NOTICE:  All slip opinions and orders are subject to formal revision and are superseded by the advance sheets and bound volumes of the Official Reports.  If you find a typographical error or other formal error, please notify the Reporter of Decisions, Supreme Judicial Court, John Adams Courthouse, 1 Pemberton Square, Suite 2500, Boston, MA 02108-1750;  (617) 557-1030; SJCReporter@sjc.state.ma.us     SJC‑11249   E & J PROPERTIES, LLC  vs.  LISA A. MEDAS, trustee,[1] & others.[2]       March 19, 2013.     Zoning, Variance, Lapse of variance, Conditions.  Time.       The plaintiff, E & J Properties, LLC, commenced this action in the Land Court, pursuant to G. L. c. 40A, § 17, challenging the decision of the zoning board of appeals of Fall River (board) that reversed an order issued by the Fall River building inspector.  The building inspector’s order had required the trustee of the C.B.L. Realty Trust (trust) to cease and desist from violating a city ordinance with respect to its execution of a variance previously granted to the trust for certain real property owned by it.  After trial, a judge in the Land Court affirmed the board’s decision.  The plaintiff appealed.  In an unpublished memorandum and order pursuant to its rule 1:28, the Appeals Court reversed, E & J Props., LLC v. C.B.L. Realty Trust, 81 Mass. App. Ct. 1118 (2012), and we then granted the defendants’ applications for further appellate review.  For the reasons that follow, we affirm the judgment of the Land Court.     Facts.  In 2005, the trust applied to the board for a variance “[t]o demolish existing structures and to subdivide [the subject property] into twenty . . . buildable lots for use as sites for single-family residences.”  With its application, the trust submitted a plan indicating that an existing structure, referred to in this litigation as the Global Glass Building, was to be demolished.  After consideration, the board issued a variance; in its written decision the board stated that the variance included “permission to demolish the existing structures and divide property into twenty lots and construct a single family dwelling on each lot.”  The written decision further provided that the “[r]ights [a]uthorized by this [d]ecision shall be exercised within one year of the grant.”  Within one year of the board’s variance decision, the Fall River planning board indorsed an “approval not required” plan that showed the property divided into twenty lots, and sixteen of the lots were sold to the plaintiff.  Thereafter, the plaintiff began construction of housing units on some of those lots, and the trust demolished a portion of the Global Glass Building.  The trust retained for itself the four lots shown on the plan that were […]

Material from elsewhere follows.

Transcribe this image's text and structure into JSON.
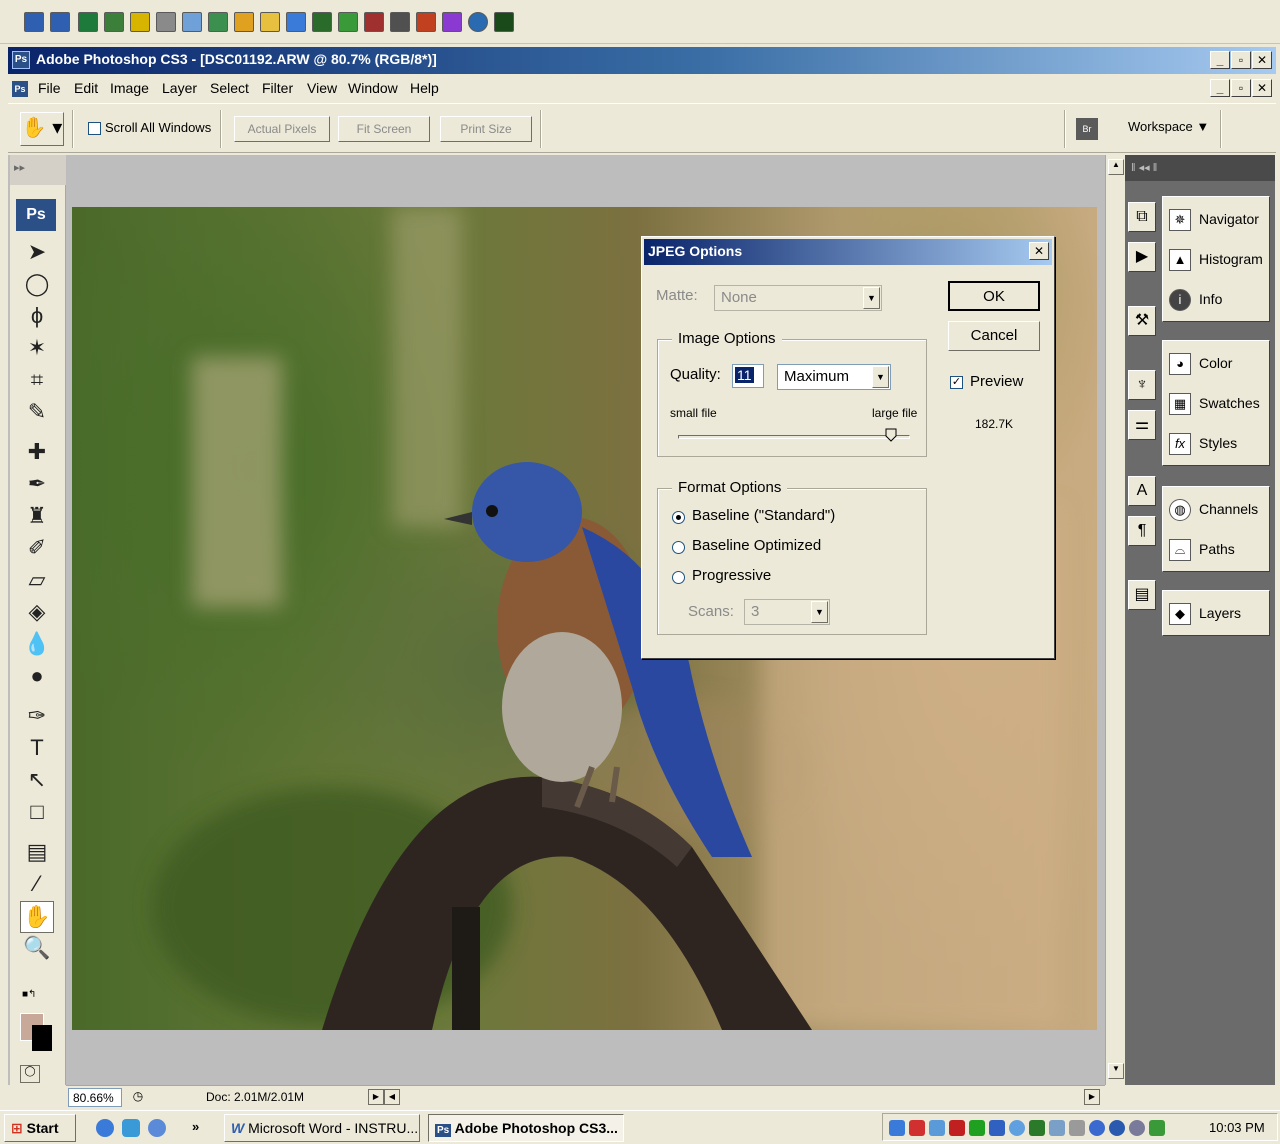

Read more...

Posted by Massachusetts Legal Resources - March 20, 2013 at 3:44 am

Categories: News   Tags: , , , ,

Rental Properties Available in the South End

Need a place to live in the South End? Check out this rental property widget that shows what apartments are available in the neighborhood. Click on the purple house icons for more information. SOUTH END PATCH: Facebook | Twitter | E-mail Updates South End Patch

Read more...

Posted by Massachusetts Legal Resources - February 3, 2013 at 2:50 pm

Categories: Arrests   Tags: , , ,